> What is required:
In the copy, include no pictures. Reproduce the rest of the entries exactly.

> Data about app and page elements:
== Segment start ==

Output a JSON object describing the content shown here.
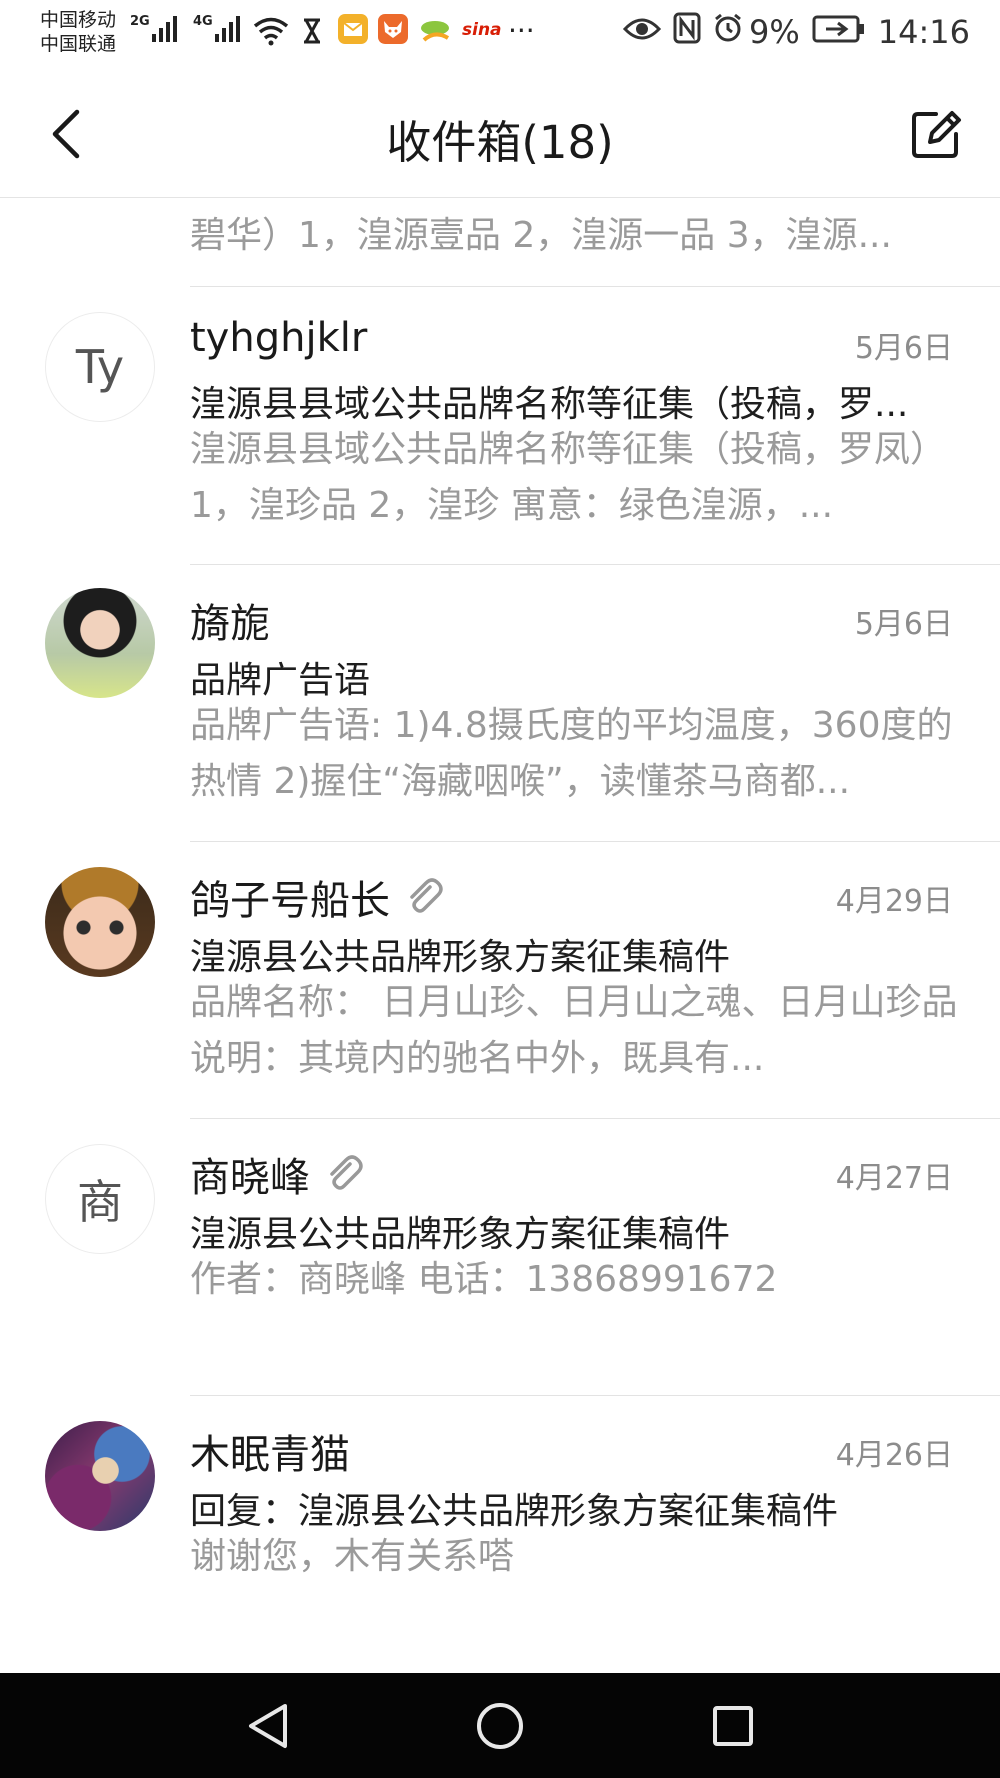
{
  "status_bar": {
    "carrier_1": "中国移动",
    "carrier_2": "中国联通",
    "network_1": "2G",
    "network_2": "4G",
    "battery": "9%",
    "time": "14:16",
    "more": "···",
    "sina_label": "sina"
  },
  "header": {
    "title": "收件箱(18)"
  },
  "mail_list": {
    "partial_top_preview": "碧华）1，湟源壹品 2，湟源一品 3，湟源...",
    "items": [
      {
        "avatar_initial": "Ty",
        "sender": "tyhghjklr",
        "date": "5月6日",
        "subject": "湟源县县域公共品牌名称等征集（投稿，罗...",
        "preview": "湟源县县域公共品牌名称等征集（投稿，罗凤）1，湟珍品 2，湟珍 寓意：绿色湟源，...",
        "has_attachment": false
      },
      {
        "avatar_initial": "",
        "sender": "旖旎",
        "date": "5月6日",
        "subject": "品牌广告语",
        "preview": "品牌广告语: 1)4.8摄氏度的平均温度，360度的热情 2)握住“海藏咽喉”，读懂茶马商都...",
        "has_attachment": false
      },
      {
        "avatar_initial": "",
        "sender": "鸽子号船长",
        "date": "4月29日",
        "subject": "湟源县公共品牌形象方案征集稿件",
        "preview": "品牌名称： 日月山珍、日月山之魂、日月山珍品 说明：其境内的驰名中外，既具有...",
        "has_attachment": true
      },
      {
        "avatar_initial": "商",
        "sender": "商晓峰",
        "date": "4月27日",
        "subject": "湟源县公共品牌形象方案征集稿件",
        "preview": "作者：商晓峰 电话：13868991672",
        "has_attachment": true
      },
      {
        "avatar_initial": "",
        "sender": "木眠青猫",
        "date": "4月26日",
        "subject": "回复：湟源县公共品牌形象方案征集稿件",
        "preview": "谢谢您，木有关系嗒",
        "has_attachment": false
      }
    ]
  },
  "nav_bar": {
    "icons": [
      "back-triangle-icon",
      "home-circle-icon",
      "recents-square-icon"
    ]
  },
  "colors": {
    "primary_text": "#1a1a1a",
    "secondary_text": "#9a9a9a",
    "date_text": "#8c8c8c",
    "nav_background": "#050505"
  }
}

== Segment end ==

> Answer below:
Output a JSON object describing the content shown here.
{
  "status_bar": {
    "carrier_1": "中国移动",
    "carrier_2": "中国联通",
    "network_1": "2G",
    "network_2": "4G",
    "battery": "9%",
    "time": "14:16",
    "more": "···",
    "sina_label": "sina"
  },
  "header": {
    "title": "收件箱(18)"
  },
  "mail_list": {
    "partial_top_preview": "碧华）1，湟源壹品 2，湟源一品 3，湟源...",
    "items": [
      {
        "avatar_initial": "Ty",
        "sender": "tyhghjklr",
        "date": "5月6日",
        "subject": "湟源县县域公共品牌名称等征集（投稿，罗...",
        "preview": "湟源县县域公共品牌名称等征集（投稿，罗凤）1，湟珍品 2，湟珍 寓意：绿色湟源，...",
        "has_attachment": false
      },
      {
        "avatar_initial": "",
        "sender": "旖旎",
        "date": "5月6日",
        "subject": "品牌广告语",
        "preview": "品牌广告语: 1)4.8摄氏度的平均温度，360度的热情 2)握住“海藏咽喉”，读懂茶马商都...",
        "has_attachment": false
      },
      {
        "avatar_initial": "",
        "sender": "鸽子号船长",
        "date": "4月29日",
        "subject": "湟源县公共品牌形象方案征集稿件",
        "preview": "品牌名称： 日月山珍、日月山之魂、日月山珍品 说明：其境内的驰名中外，既具有...",
        "has_attachment": true
      },
      {
        "avatar_initial": "商",
        "sender": "商晓峰",
        "date": "4月27日",
        "subject": "湟源县公共品牌形象方案征集稿件",
        "preview": "作者：商晓峰 电话：13868991672",
        "has_attachment": true
      },
      {
        "avatar_initial": "",
        "sender": "木眠青猫",
        "date": "4月26日",
        "subject": "回复：湟源县公共品牌形象方案征集稿件",
        "preview": "谢谢您，木有关系嗒",
        "has_attachment": false
      }
    ]
  },
  "nav_bar": {
    "icons": [
      "back-triangle-icon",
      "home-circle-icon",
      "recents-square-icon"
    ]
  },
  "colors": {
    "primary_text": "#1a1a1a",
    "secondary_text": "#9a9a9a",
    "date_text": "#8c8c8c",
    "nav_background": "#050505"
  }
}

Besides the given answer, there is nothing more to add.